[Given data Boundary: Start]

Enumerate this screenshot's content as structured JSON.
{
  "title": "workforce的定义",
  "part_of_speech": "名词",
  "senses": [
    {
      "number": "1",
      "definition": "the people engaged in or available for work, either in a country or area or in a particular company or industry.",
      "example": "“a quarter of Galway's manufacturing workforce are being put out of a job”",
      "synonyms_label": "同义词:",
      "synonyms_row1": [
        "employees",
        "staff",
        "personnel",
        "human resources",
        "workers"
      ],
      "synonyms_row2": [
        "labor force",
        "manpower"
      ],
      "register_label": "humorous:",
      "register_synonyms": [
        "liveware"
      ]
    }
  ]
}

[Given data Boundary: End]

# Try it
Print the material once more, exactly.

# Written response
Enumerate this screenshot's content as structured JSON.
{
  "title": "workforce的定义",
  "part_of_speech": "名词",
  "senses": [
    {
      "number": "1",
      "definition": "the people engaged in or available for work, either in a country or area or in a particular company or industry.",
      "example": "“a quarter of Galway's manufacturing workforce are being put out of a job”",
      "synonyms_label": "同义词:",
      "synonyms_row1": [
        "employees",
        "staff",
        "personnel",
        "human resources",
        "workers"
      ],
      "synonyms_row2": [
        "labor force",
        "manpower"
      ],
      "register_label": "humorous:",
      "register_synonyms": [
        "liveware"
      ]
    }
  ]
}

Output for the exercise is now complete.